One of the things we need to remember about these early pilots: many of them flew in open cockpits. Amelia was always commenting on how cold a particular flight was; as a result, I thought a stole in order to help keep the chill at bay.
My first knit design of the book (but not my last!), this is all about one amazing cable that runs through it. Literally from the bottom right corner, it organically meanders across the main body of the stole to end at the top left corner. I cannnot tell you how much I love this riff on a French braid, and in Neighborhood Fiber Co.'s Studio Sport, the wonderful tonal qualities of Karida's dyeing magic is on full display. While many beginning knitters may be intimidated by cables, I would absolutely consider this a project worthy for an adventurous beginner - once you establish the cable pattern, it becomes fairly rote.
More importantly, it has luxurious dimensions that are great for wrapping around shoulders and/or neck. Of course I'm biased, but I firmly believe Amelia would have loved this design and would have made it a staple accessory in her wardrobe.
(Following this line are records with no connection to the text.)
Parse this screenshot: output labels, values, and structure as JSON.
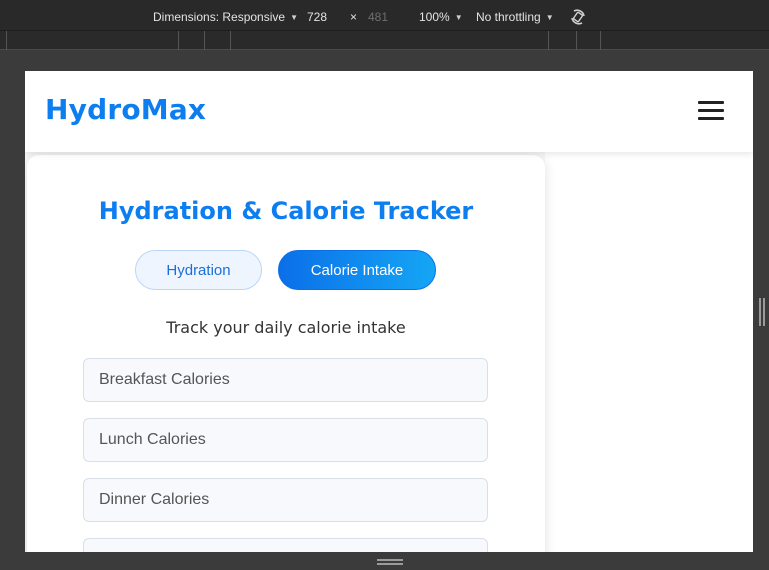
{
  "devtools": {
    "dimensions_label": "Dimensions: Responsive",
    "width": "728",
    "times": "×",
    "height": "481",
    "zoom": "100%",
    "throttling": "No throttling"
  },
  "nav": {
    "logo": "HydroMax"
  },
  "tracker": {
    "title": "Hydration & Calorie Tracker",
    "tabs": [
      {
        "label": "Hydration",
        "active": false
      },
      {
        "label": "Calorie Intake",
        "active": true
      }
    ],
    "subtitle": "Track your daily calorie intake",
    "fields": [
      {
        "placeholder": "Breakfast Calories"
      },
      {
        "placeholder": "Lunch Calories"
      },
      {
        "placeholder": "Dinner Calories"
      }
    ]
  },
  "colors": {
    "brand": "#0d7ef0",
    "active_tab_start": "#0b6fe8",
    "active_tab_end": "#15a6f5"
  }
}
I also note that many of these early pilots (including Earhart) had planes retrofitted for the ability to make landings at sea. It was this knowledge that led me to Kenmore Air. It's why I show as many current seaplanes as I can. The personnel at Kenmore have been nothing but fantastically accommodating; their facilities, planes and personnel are the main supporting cast of the book.
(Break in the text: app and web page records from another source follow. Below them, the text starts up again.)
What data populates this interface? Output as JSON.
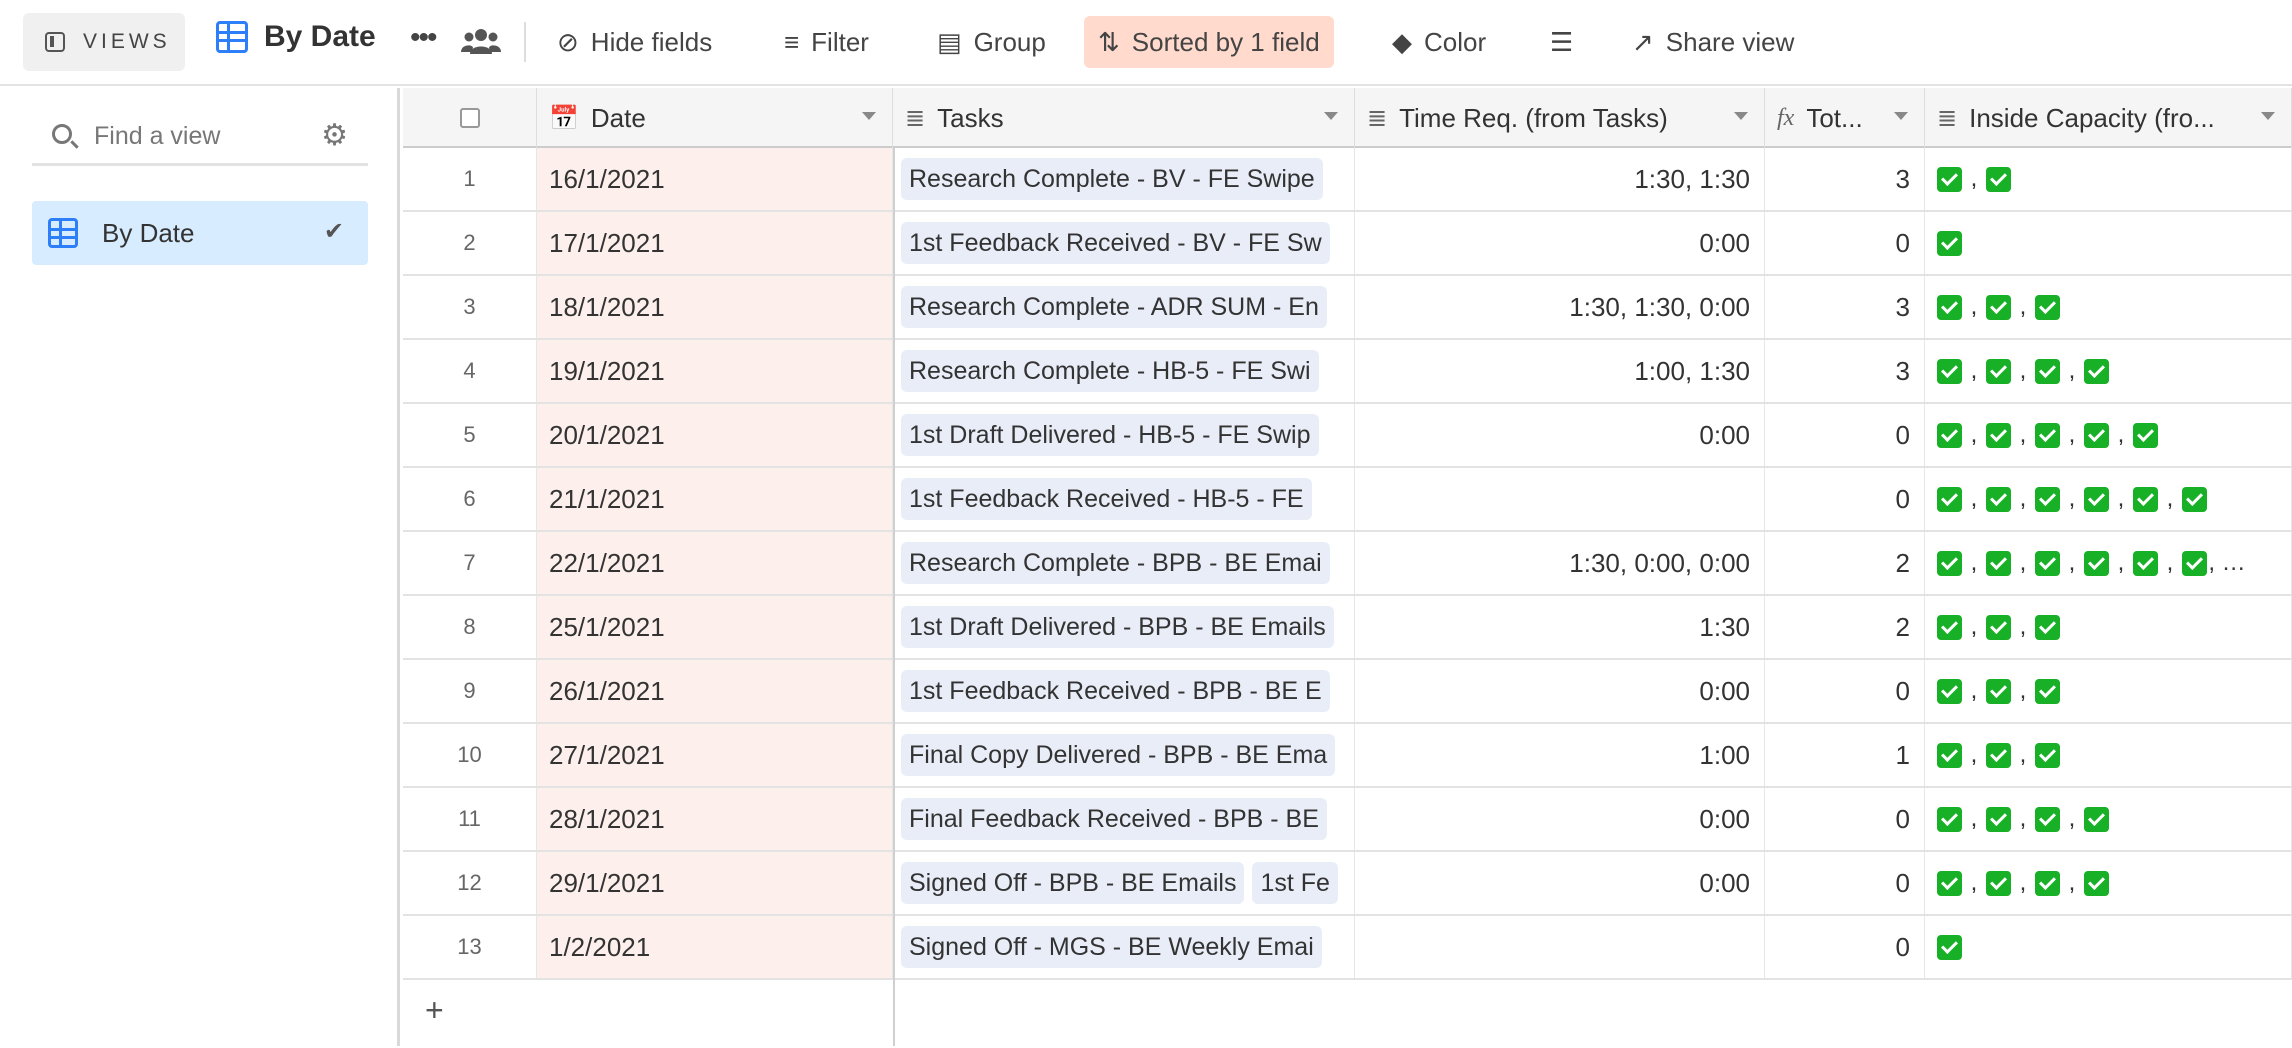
{
  "toolbar": {
    "views_label": "VIEWS",
    "view_title": "By Date",
    "hide_fields": "Hide fields",
    "filter": "Filter",
    "group": "Group",
    "sorted": "Sorted by 1 field",
    "color": "Color",
    "share_view": "Share view",
    "sorted_bg": "#ffdacd"
  },
  "sidebar": {
    "search_placeholder": "Find a view",
    "items": [
      {
        "label": "By Date",
        "selected": true
      }
    ]
  },
  "table": {
    "columns": [
      "Date",
      "Tasks",
      "Time Req. (from Tasks)",
      "Tot...",
      "Inside Capacity (fro..."
    ],
    "rows": [
      {
        "num": "1",
        "date": "16/1/2021",
        "tasks": [
          "Research Complete - BV - FE Swipe"
        ],
        "time": "1:30, 1:30",
        "total": "3",
        "inside": 2,
        "overflow": false
      },
      {
        "num": "2",
        "date": "17/1/2021",
        "tasks": [
          "1st Feedback Received - BV - FE Sw"
        ],
        "time": "0:00",
        "total": "0",
        "inside": 1,
        "overflow": false
      },
      {
        "num": "3",
        "date": "18/1/2021",
        "tasks": [
          "Research Complete - ADR SUM - En"
        ],
        "time": "1:30, 1:30, 0:00",
        "total": "3",
        "inside": 3,
        "overflow": false
      },
      {
        "num": "4",
        "date": "19/1/2021",
        "tasks": [
          "Research Complete - HB-5 - FE Swi"
        ],
        "time": "1:00, 1:30",
        "total": "3",
        "inside": 4,
        "overflow": false
      },
      {
        "num": "5",
        "date": "20/1/2021",
        "tasks": [
          "1st Draft Delivered - HB-5 - FE Swip"
        ],
        "time": "0:00",
        "total": "0",
        "inside": 5,
        "overflow": false
      },
      {
        "num": "6",
        "date": "21/1/2021",
        "tasks": [
          "1st Feedback Received - HB-5 - FE"
        ],
        "time": "",
        "total": "0",
        "inside": 6,
        "overflow": false
      },
      {
        "num": "7",
        "date": "22/1/2021",
        "tasks": [
          "Research Complete - BPB - BE Emai"
        ],
        "time": "1:30, 0:00, 0:00",
        "total": "2",
        "inside": 6,
        "overflow": true
      },
      {
        "num": "8",
        "date": "25/1/2021",
        "tasks": [
          "1st Draft Delivered - BPB - BE Emails"
        ],
        "time": "1:30",
        "total": "2",
        "inside": 3,
        "overflow": false
      },
      {
        "num": "9",
        "date": "26/1/2021",
        "tasks": [
          "1st Feedback Received - BPB - BE E"
        ],
        "time": "0:00",
        "total": "0",
        "inside": 3,
        "overflow": false
      },
      {
        "num": "10",
        "date": "27/1/2021",
        "tasks": [
          "Final Copy Delivered - BPB - BE Ema"
        ],
        "time": "1:00",
        "total": "1",
        "inside": 3,
        "overflow": false
      },
      {
        "num": "11",
        "date": "28/1/2021",
        "tasks": [
          "Final Feedback Received - BPB - BE"
        ],
        "time": "0:00",
        "total": "0",
        "inside": 4,
        "overflow": false
      },
      {
        "num": "12",
        "date": "29/1/2021",
        "tasks": [
          "Signed Off - BPB - BE Emails",
          "1st Fe"
        ],
        "time": "0:00",
        "total": "0",
        "inside": 4,
        "overflow": false
      },
      {
        "num": "13",
        "date": "1/2/2021",
        "tasks": [
          "Signed Off - MGS - BE Weekly Emai"
        ],
        "time": "",
        "total": "0",
        "inside": 1,
        "overflow": false
      }
    ]
  },
  "add_row": "+"
}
We only have two more design previews left! I hope you are enjoying these previews as much as I am enjoying writing them.
Until next time ...